Paul McCusker
Born (1958-10-03) October 3, 1958 (age 61)
ResidenceColorado Springs, Colorado
OccupationWriter, producer, director
Years active1981 – present
Spouse(s)Elizabeth McCusker
Children2
Websitewww.paulmccusker.com

CareerEdit

McCusker grew up in Bowie, Maryland. He graduated from college with a degree in journalism and spent several years writing copy for a local publisher. From the late 1970s, he began writing sketches and plays for his church, Grace Baptist, many of which were published and are still in print. Among his most popular plays are "Catacombs"[1] and "First Church of Pete's Garage".[2]

In 1985, McCusker moved to California to write for Continental Singers and their touring drama group The Jeremiah People. In 1987, he was invited by Focus on the Family to help develop a radio show for kids, which later became Adventures in Odyssey.[3] He still consults on the show's scripts and writes them on occasion. He has also written 18 tie-in novels, including the "Passages" series. He won a Peabody Award for his work on Bonhoeffer: The Cost of Freedom.
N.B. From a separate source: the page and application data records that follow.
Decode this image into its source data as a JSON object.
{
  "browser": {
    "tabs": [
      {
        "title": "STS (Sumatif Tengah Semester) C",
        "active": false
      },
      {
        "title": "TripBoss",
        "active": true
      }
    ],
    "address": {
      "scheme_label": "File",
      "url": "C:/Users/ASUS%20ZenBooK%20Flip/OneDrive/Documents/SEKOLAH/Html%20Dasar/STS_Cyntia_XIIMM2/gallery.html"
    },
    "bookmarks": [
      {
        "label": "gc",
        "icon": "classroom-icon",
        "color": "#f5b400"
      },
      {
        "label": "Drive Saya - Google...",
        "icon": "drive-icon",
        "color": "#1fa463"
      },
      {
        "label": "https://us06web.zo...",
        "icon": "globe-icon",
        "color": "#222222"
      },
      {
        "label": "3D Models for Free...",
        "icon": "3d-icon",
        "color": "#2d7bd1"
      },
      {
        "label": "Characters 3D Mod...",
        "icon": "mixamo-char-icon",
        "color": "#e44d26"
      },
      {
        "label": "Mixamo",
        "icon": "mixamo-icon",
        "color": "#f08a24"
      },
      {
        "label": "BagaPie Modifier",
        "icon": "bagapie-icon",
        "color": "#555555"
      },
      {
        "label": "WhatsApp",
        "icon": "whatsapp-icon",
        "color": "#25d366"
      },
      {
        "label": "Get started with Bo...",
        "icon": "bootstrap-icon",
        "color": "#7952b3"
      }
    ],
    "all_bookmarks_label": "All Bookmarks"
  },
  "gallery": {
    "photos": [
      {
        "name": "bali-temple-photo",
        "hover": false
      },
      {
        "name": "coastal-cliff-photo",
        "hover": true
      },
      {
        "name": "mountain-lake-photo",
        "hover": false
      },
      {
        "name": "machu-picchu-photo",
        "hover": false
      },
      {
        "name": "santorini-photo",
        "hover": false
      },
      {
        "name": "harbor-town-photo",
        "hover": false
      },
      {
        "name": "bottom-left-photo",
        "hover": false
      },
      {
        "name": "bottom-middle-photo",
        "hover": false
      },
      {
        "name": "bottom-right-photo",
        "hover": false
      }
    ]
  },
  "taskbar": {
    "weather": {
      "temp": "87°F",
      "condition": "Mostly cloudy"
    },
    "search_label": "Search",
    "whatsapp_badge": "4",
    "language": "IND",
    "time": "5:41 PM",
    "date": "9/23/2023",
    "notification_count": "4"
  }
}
In the late 1990s, Paul developed Focus on the Family's Radio Theatre.[4] He has also dramatized C.S. Lewis's The Chronicles of Narnia, as well as A Christmas Carol, Les Misérables, Amazing Grace, the Father Gilbert Mysteries and The Screwtape Letters. Paul also writes novels, The Mill House and Epiphany being perhaps the best-known, and TSI: The Gabon Virus (2009) his most recent, which was co-written with Dr. Walt Larimore.

Paul has continued his audio drama efforts with the Augustine Institute, writing and directing Brother Francis, The Trials of Saint Patrick, and Ode to Saint Cecilia

Personal lifeEdit

Paul McCusker now lives in Colorado Springs, Colorado with his wife Elizabeth and two children; Thomas and Elanor. In 2007 he converted to Catholicism.[5]

ReferencesEdit

  1. ^ Morford, Jessica (April 24, 2003). "'Catacombs:' script - unrealistic, presentation - decent". The Omnibus. Archived from the original on July 15, 2011. Retrieved March 28, 2010.
  2. ^ "Dinner theater has teens trying to start church". The Atlanta Journal-Constitution. March 3, 2007. Retrieved March 28, 2010.
  3. ^ "Producer feels real drama by winning 'Spinal Exam'". Gazette Telegraph. May 15, 1992. Retrieved March 28, 2010.
  4. ^ Deutsch, Ken (December 12, 2008). "'Radio Theatre': Tales With a Message". Radio World. Retrieved March 28, 2010.
  5. ^ Drake, Tim (2 June 2010). "Storyteller Says the Greatest Story Led Him to the Church". National Catholic Register. Retrieved 5 April 2017.

External linksEdit